Information given section start

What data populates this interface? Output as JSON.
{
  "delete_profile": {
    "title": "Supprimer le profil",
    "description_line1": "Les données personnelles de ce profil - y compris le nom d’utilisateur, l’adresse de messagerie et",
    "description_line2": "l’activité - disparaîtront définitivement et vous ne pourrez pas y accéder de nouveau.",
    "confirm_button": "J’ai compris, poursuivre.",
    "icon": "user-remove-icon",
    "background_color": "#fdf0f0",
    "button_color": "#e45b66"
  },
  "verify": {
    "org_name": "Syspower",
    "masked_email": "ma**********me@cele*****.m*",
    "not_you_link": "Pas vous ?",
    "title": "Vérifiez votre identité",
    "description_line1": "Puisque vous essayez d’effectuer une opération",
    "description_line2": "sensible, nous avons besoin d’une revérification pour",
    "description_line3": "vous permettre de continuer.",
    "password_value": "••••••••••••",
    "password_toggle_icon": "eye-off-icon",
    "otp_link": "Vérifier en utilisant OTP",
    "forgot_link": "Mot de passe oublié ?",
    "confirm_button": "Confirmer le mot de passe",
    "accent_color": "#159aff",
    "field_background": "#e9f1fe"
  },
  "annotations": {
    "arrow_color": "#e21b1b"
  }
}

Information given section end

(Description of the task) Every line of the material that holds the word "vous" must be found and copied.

(Output of the exercise)
    "description_line2": "l’activité - disparaîtront définitivement et vous ne pourrez pas y accéder de nouveau.",
    "not_you_link": "Pas vous ?",
    "description_line1": "Puisque vous essayez d’effectuer une opération",
    "description_line3": "vous permettre de continuer.",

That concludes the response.